Optical instruments

   Optical instruments are devices in which light is passed through lenses or prisms. Among the common optical instruments are the microscope, binoculars, camera, spectroscope, periscope, and telescope.

   In the 1500's and 1600's, the first optical instruments were developed, following the discovery of the glass lens. The earliest telescopes and microscopes evolved because of the lens.
   One of the original optical instruments to undergo numerous improvements was the spectroscope. In 1666 Isaac Newton sent a beam of light through a prism. The beam broke into a band of colored light, similar to a rainbow.

   One kind of SPECTROSCOPE is basically a glass PRISM. All materials, when heated hot enough, radiate light. When this light from a particular substance is beamed through a prism, it divides into colored areas that are distinct for the elements in that substance.
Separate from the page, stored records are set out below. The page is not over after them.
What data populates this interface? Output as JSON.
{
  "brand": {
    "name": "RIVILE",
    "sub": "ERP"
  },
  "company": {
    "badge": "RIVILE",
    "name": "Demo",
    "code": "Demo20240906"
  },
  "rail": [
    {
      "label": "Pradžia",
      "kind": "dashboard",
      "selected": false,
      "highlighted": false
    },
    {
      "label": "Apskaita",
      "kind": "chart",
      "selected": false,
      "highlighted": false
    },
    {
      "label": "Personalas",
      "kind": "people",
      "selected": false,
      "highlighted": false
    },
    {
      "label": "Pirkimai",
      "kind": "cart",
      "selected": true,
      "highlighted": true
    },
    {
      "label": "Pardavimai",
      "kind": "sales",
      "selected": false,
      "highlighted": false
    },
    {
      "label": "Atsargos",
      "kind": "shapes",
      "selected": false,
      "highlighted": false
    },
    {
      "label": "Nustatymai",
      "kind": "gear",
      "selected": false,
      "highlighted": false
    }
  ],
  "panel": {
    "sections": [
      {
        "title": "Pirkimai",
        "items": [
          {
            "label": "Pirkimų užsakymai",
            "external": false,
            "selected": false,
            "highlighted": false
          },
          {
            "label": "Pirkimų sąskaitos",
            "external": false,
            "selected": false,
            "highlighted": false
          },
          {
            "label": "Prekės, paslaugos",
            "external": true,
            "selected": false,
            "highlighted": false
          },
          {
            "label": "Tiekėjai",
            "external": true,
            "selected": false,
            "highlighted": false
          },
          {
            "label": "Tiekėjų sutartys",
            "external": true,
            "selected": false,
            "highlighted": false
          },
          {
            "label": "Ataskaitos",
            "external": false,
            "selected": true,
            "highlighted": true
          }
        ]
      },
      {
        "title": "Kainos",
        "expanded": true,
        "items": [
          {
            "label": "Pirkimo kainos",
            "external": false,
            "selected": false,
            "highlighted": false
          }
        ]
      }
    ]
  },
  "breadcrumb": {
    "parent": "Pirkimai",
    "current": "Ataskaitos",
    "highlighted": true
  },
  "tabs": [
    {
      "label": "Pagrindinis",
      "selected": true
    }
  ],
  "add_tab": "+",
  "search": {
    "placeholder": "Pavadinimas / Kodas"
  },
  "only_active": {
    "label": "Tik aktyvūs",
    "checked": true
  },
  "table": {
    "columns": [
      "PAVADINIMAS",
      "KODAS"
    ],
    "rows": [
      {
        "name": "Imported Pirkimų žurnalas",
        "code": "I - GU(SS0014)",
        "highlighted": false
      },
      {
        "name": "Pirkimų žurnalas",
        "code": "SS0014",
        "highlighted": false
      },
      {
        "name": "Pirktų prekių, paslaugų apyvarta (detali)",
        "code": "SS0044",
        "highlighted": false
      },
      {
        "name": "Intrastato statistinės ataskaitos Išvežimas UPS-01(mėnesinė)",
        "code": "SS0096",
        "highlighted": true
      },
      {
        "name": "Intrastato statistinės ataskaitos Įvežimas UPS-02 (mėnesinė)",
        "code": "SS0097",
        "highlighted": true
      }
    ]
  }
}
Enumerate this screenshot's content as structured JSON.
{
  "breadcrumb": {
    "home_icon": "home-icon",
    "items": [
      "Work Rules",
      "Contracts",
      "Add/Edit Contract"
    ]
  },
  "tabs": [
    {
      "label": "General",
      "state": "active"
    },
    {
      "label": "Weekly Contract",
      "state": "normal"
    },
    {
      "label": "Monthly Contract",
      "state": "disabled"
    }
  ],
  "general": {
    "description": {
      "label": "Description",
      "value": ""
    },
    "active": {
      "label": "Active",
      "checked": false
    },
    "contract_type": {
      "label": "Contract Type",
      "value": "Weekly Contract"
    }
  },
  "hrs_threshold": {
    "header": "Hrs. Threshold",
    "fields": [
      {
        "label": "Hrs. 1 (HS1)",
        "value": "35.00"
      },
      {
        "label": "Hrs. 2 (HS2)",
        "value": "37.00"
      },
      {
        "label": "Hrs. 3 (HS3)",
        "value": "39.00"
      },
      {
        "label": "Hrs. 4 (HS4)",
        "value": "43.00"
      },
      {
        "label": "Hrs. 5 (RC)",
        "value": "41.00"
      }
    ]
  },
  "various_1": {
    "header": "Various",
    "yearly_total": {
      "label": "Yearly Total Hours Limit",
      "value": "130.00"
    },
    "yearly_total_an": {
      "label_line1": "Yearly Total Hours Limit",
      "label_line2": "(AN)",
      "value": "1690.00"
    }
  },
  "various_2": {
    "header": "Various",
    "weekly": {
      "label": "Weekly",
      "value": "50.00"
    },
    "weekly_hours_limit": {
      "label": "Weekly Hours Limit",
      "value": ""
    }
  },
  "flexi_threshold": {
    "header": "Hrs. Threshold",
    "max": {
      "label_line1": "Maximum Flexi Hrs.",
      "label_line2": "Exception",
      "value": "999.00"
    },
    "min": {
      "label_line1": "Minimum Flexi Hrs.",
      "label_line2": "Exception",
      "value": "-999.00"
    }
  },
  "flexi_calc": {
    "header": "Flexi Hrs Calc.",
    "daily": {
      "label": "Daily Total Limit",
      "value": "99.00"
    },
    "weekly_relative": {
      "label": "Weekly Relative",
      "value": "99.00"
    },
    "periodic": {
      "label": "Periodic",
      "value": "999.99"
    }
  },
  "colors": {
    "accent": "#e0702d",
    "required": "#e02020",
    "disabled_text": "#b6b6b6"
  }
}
A trained spectroscopist can use this instrument to determine the chemical composition of laboratory "unknowns" and the elements in the stars and the sun.

   Intensity of light is measured by one or another type of light meter. Photoelectric-cell meters convert light to electricity, and then the light strength is read on a dial. A laboratory PHOTOMETER compares a standard light source at a given distance with an unknown light at a measured distance; then by use of the inverse square law, the strength of the unknown light can be figured. Measurement units of intensity for light instruments are either in FOOT CANDLES or in the new units, candelas.

The speed of light can be measured by an optical instrument developed by Albert A. Michelson of the University of Chicago. He determined that light in a vacuum travels at the speed of 186,284 miles per second.

   Some instruments use polarized light. This is ordinary light that has been passed through a device that makes all its waves vibrate in one direction only instead of moving in several planes. This is done by directing the light either through crystals having a slit-like molecular arrangement, or else through plastic sheets coated with certain chemicals. Polarized light devices include camera filters, glare-reducing sunglasses, and car headlights. Biochemists use it in an instrument that measures strength of sugar solutions. Engineers who work with construction and manufacturing materials use polarized beams to reveal strains in glass and plastics.

   From the time of Columbus to the present, optical instruments have become increasingly important to the scientist. He relies upon the microscope to see the micro, or small world, and upon the telescope to see the universe. Many discoveries in atomic physics, and in chemistry are due to the spectroscope. An even smaller world is now visible with the electron microscope.

   Eye glasses, cameras, and binoculars are examples of the modern uses and improvements in optical instruments.